Aim of the task: Show the lines below that contain the string "close".

Collection entries:
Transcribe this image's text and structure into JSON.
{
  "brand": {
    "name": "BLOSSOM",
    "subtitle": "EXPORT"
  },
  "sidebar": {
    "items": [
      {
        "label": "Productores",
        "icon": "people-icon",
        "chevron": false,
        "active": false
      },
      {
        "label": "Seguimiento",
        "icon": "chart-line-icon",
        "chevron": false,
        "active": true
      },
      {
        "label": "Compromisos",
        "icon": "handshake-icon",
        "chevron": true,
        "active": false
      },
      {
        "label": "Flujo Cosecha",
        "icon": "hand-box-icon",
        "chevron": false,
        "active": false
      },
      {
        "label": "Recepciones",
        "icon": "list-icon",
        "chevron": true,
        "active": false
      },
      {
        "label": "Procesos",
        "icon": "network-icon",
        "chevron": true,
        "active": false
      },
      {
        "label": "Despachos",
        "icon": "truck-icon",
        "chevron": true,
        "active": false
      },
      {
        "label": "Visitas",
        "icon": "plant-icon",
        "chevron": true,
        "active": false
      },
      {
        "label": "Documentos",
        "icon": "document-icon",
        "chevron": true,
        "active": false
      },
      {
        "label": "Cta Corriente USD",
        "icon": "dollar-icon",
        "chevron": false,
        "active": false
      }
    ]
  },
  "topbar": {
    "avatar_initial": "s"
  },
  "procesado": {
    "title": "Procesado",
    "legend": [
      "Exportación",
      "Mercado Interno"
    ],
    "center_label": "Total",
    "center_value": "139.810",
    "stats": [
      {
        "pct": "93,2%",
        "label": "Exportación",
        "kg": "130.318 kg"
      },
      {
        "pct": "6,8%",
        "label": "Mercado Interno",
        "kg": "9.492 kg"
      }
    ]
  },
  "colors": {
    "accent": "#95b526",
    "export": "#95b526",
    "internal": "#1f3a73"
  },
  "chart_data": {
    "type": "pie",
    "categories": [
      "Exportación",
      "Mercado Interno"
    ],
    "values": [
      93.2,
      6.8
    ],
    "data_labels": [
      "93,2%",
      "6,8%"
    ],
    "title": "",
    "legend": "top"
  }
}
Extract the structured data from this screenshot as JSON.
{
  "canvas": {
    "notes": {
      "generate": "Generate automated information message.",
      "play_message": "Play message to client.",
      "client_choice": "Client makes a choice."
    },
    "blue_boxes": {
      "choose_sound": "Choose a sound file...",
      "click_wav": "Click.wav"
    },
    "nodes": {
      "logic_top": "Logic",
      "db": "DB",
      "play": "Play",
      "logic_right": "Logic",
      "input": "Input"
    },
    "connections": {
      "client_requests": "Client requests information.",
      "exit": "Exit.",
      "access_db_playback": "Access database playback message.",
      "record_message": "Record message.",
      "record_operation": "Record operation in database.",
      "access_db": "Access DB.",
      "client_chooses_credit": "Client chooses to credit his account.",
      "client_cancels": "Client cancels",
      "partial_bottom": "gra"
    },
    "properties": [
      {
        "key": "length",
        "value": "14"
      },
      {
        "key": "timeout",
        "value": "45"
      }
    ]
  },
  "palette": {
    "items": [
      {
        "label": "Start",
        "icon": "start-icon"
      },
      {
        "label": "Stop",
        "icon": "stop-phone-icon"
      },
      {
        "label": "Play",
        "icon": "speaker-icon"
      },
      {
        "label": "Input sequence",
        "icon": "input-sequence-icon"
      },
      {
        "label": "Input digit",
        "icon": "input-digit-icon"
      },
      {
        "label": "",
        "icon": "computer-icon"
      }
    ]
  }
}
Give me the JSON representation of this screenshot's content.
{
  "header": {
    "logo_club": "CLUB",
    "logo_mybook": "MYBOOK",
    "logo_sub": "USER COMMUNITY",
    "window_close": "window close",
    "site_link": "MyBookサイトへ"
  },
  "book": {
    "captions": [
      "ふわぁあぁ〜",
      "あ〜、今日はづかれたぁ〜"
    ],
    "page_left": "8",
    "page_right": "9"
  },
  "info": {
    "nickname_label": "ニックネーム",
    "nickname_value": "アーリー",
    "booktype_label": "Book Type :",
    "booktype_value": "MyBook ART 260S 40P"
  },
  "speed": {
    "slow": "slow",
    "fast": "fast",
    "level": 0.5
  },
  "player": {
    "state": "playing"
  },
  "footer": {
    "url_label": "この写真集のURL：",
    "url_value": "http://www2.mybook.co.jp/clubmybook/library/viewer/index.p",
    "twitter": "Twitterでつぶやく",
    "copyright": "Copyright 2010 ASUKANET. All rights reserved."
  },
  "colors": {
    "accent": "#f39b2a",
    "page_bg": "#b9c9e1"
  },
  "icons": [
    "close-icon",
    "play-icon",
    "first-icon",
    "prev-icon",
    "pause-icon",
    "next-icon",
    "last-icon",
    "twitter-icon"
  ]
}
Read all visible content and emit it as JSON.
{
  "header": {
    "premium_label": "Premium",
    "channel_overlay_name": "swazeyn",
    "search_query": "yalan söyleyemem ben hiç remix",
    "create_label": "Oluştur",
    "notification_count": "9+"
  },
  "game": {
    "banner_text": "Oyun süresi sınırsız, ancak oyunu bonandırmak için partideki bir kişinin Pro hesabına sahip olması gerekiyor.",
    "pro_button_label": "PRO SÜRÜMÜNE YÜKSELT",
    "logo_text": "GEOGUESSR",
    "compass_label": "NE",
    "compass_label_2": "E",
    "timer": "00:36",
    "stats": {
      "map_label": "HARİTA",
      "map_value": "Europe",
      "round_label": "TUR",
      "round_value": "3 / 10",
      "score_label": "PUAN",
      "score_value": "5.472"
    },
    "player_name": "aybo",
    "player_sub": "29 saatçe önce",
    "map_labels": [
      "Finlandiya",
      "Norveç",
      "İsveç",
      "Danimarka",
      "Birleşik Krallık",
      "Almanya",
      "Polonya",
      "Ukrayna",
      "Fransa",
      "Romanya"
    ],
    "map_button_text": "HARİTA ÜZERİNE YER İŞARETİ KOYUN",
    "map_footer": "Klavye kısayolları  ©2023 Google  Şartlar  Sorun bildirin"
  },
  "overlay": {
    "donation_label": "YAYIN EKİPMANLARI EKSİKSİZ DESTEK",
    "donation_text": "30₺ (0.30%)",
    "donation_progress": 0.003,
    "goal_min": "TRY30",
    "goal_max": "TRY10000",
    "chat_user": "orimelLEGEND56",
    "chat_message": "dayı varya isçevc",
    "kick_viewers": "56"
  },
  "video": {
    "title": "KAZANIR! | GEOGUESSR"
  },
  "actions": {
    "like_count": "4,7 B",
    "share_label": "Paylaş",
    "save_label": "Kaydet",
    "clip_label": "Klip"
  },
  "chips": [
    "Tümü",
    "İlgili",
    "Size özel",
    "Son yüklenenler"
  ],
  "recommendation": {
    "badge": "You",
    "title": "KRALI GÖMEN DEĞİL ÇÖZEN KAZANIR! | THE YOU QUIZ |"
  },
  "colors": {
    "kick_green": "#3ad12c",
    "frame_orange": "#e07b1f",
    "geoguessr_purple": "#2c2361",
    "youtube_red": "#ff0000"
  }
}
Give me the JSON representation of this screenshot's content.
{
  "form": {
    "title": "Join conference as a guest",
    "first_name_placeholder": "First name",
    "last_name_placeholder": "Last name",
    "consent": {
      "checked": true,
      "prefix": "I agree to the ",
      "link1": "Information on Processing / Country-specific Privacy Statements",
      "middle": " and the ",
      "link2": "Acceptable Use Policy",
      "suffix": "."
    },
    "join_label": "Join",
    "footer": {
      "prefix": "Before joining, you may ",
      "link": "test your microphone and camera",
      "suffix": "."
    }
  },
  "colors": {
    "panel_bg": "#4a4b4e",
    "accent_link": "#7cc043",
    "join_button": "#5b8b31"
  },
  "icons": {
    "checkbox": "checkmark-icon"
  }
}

Exercise result:
    "window_close": "window close",
    "close-icon",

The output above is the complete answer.